  15. ^ Miller, John (1 May 2007). "Excremental Value". Tate Etc (10). Retrieved 2 May 2014.
  16. ^ Mahoney, Jeff (1 October 1999). "The 20th Century Has Seen Plenty of Examples of Shock Art". The Spectator. p. A.12. Retrieved 20 April 2011.
  17. ^ Walsh, Erica. "Museums and Culture: the Brooklyn Museum". travelchannel.com. Archived from the original on 7 December 2008. Retrieved 7 December 2008.
  18. ^ Robinson, Hilary (2001). Feminism-art-theory: An Anthology, 1968-2000. Blackwell Publishing. p. 536. ISBN  0-631-20850-X.
  19. ^ a b Babich, Babette E. (2006). Words in blood, like flowers: philosophy and poetry, music and eros in Hölderlin, Nietzsche, and Heidegger. SUNY series in contemporary continental philosophy. SUNY Press. p. 202. ISBN  0-7914-6835-6.
  20. ^ "Outraging public decency with foetus earrings", The Times, London, United Kingdom, p. 37, 12 July 1990
  21. ^ "Never Mind the Bollocks…", Time Out, London, United Kingdom, p. 11, 12 April 1989
  22. ^ Stueck, Wendy (15 July 1989), "Would-be cannibal's appetizer confiscated", Vancouver Sun, Vancouver, Canada, pp. A7

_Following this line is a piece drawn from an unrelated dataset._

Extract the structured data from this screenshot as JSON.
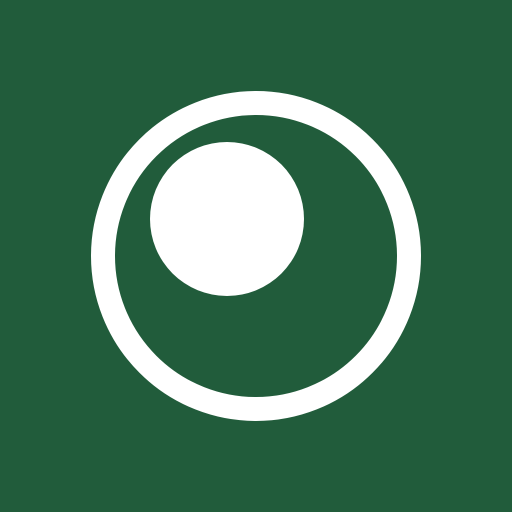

  23. ^ Kastor, Elizabeth (6 January 1990). "Snuffing Sniffy for Art". The Washington Post: D1, D7.
  24. ^ Kastor, Elizabeth (7 January 1990). "Sniffy Unscathed by Art". The Washington Post: D1, D3.
  25. ^ Alberge, Dalya (April 10, 2003). "Traditionalists mount shark attack on Hirst", The Times: London. Accessed June 3, 2010.
  26. ^ Julia Pascal, Nazi Dreaming, New Statesman, UK, 10 April 2006,
  27. ^ Gwen F. Chanzit, Denver Art Museum, "Radar, Selections from the Collection of Vicki and Kent Logan" Archived 2007-11-16 at the Wayback Machine, 2006
  28. ^ "Beyond Shock Value". Newsweek. 9 November 2003. Retrieved 20 April 2011.
  29. ^ Zinsmeister, Karl. When art becomes inhuman. The American Enterprise, a magazine of Politics, Business, and Culture. Hosted with permission at Art Renewal Center. Retrieved from the Internet Archive, June 3, 2010.
  30. ^ Field, Corinne (3 October 2003). "Jake & Dinos Chapman – A Retrospective At The Saatchi Gallery". Culture 24. Retrieved 20 April 2011.
  31. ^ "Shock Art Hits London". BBC. 23 September 2000. Retrieved 20 April 2011.
  32. ^ "Mark McGowan to re-enact the death of Raoul Moat". spoonfed. 20 August 2010. Archived from the original on 2 October 2010. Retrieved 20 April 2011.
  33. ^ "Art that Shocks". cbc.ca. 3 December 2007. Retrieved 20 April 2011.
  34. ^ "Sruli Recht, Designer, Creates 'Forget Me Knot' Skin Ring Featuring Slice Of His Own Flesh". huffington post. 22 January 2013. Retrieved 27 January 2013.

External links